** Opening EXERCISE INPUTS block **

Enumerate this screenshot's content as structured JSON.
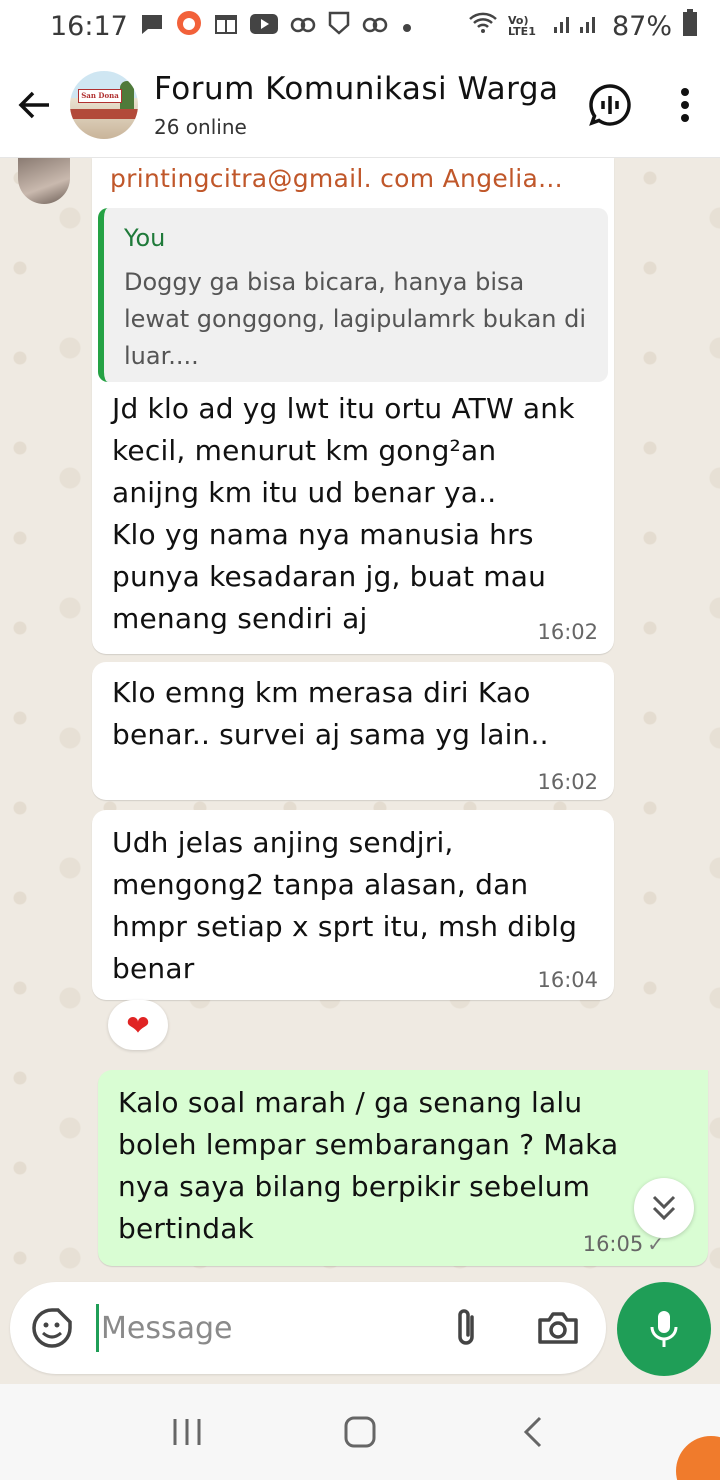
{
  "status_bar": {
    "time": "16:17",
    "lte_label": "Vo) LTE1",
    "battery": "87%"
  },
  "header": {
    "title": "Forum Komunikasi Warga",
    "subtitle": "26 online",
    "avatar_sign": "San Dona"
  },
  "messages": [
    {
      "sender": "printingcitra@gmail. com Angelia...",
      "quote_author": "You",
      "quote_text": "Doggy ga bisa bicara, hanya bisa lewat gonggong, lagipulamrk bukan di luar....",
      "lines": [
        "Jd klo ad yg lwt itu ortu ATW ank",
        "kecil, menurut km gong²an",
        "anijng km itu ud benar ya..",
        "Klo yg nama nya manusia hrs",
        "punya kesadaran jg, buat mau",
        "menang sendiri aj"
      ],
      "time": "16:02"
    },
    {
      "lines": [
        "Klo emng km merasa diri Kao",
        "benar.. survei aj sama yg lain.."
      ],
      "time": "16:02"
    },
    {
      "lines": [
        "Udh jelas anjing sendjri,",
        "mengong2 tanpa alasan,  dan",
        "hmpr setiap x sprt itu, msh diblg",
        "benar"
      ],
      "time": "16:04",
      "reaction": "❤"
    },
    {
      "lines": [
        "Kalo soal marah / ga senang lalu",
        "boleh lempar sembarangan ? Maka",
        "nya saya bilang berpikir sebelum",
        "bertindak"
      ],
      "time": "16:05"
    }
  ],
  "composer": {
    "placeholder": "Message"
  },
  "icons": {
    "back": "arrow-left-icon",
    "voice_chat": "voice-chat-icon",
    "menu": "more-vertical-icon",
    "emoji": "sticker-icon",
    "attach": "paperclip-icon",
    "camera": "camera-icon",
    "mic": "mic-icon",
    "scroll": "chevron-double-down-icon"
  },
  "colors": {
    "accent": "#1f9e57",
    "outgoing_bubble": "#d9fdd3",
    "sender_name": "#c0572a",
    "quote_bar": "#25a244",
    "reaction": "#e02424"
  }
}
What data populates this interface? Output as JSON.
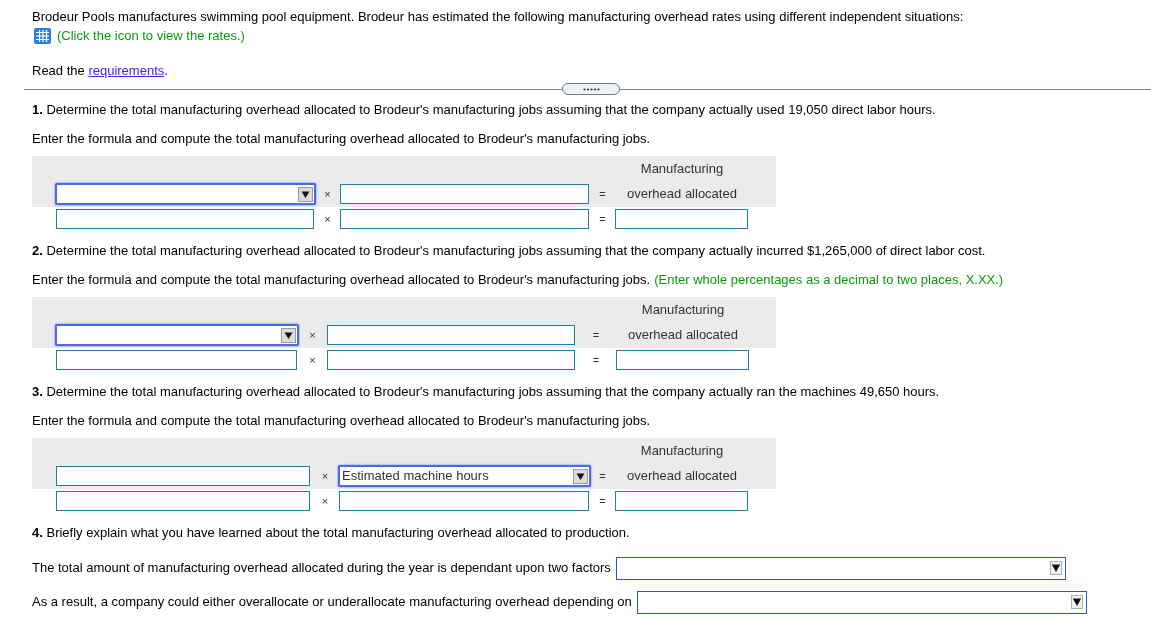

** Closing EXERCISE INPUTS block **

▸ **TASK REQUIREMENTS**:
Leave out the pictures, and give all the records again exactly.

▸ **OUTPUT OF THE EXERCISE**:
Enumerate this screenshot's content as structured JSON.
{
  "status_bar": {
    "time": "16:17",
    "lte_label": "Vo) LTE1",
    "battery": "87%"
  },
  "header": {
    "title": "Forum Komunikasi Warga",
    "subtitle": "26 online",
    "avatar_sign": "San Dona"
  },
  "messages": [
    {
      "sender": "printingcitra@gmail. com Angelia...",
      "quote_author": "You",
      "quote_text": "Doggy ga bisa bicara, hanya bisa lewat gonggong, lagipulamrk bukan di luar....",
      "lines": [
        "Jd klo ad yg lwt itu ortu ATW ank",
        "kecil, menurut km gong²an",
        "anijng km itu ud benar ya..",
        "Klo yg nama nya manusia hrs",
        "punya kesadaran jg, buat mau",
        "menang sendiri aj"
      ],
      "time": "16:02"
    },
    {
      "lines": [
        "Klo emng km merasa diri Kao",
        "benar.. survei aj sama yg lain.."
      ],
      "time": "16:02"
    },
    {
      "lines": [
        "Udh jelas anjing sendjri,",
        "mengong2 tanpa alasan,  dan",
        "hmpr setiap x sprt itu, msh diblg",
        "benar"
      ],
      "time": "16:04",
      "reaction": "❤"
    },
    {
      "lines": [
        "Kalo soal marah / ga senang lalu",
        "boleh lempar sembarangan ? Maka",
        "nya saya bilang berpikir sebelum",
        "bertindak"
      ],
      "time": "16:05"
    }
  ],
  "composer": {
    "placeholder": "Message"
  },
  "icons": {
    "back": "arrow-left-icon",
    "voice_chat": "voice-chat-icon",
    "menu": "more-vertical-icon",
    "emoji": "sticker-icon",
    "attach": "paperclip-icon",
    "camera": "camera-icon",
    "mic": "mic-icon",
    "scroll": "chevron-double-down-icon"
  },
  "colors": {
    "accent": "#1f9e57",
    "outgoing_bubble": "#d9fdd3",
    "sender_name": "#c0572a",
    "quote_bar": "#25a244",
    "reaction": "#e02424"
  }
}
What data populates this interface? Output as JSON.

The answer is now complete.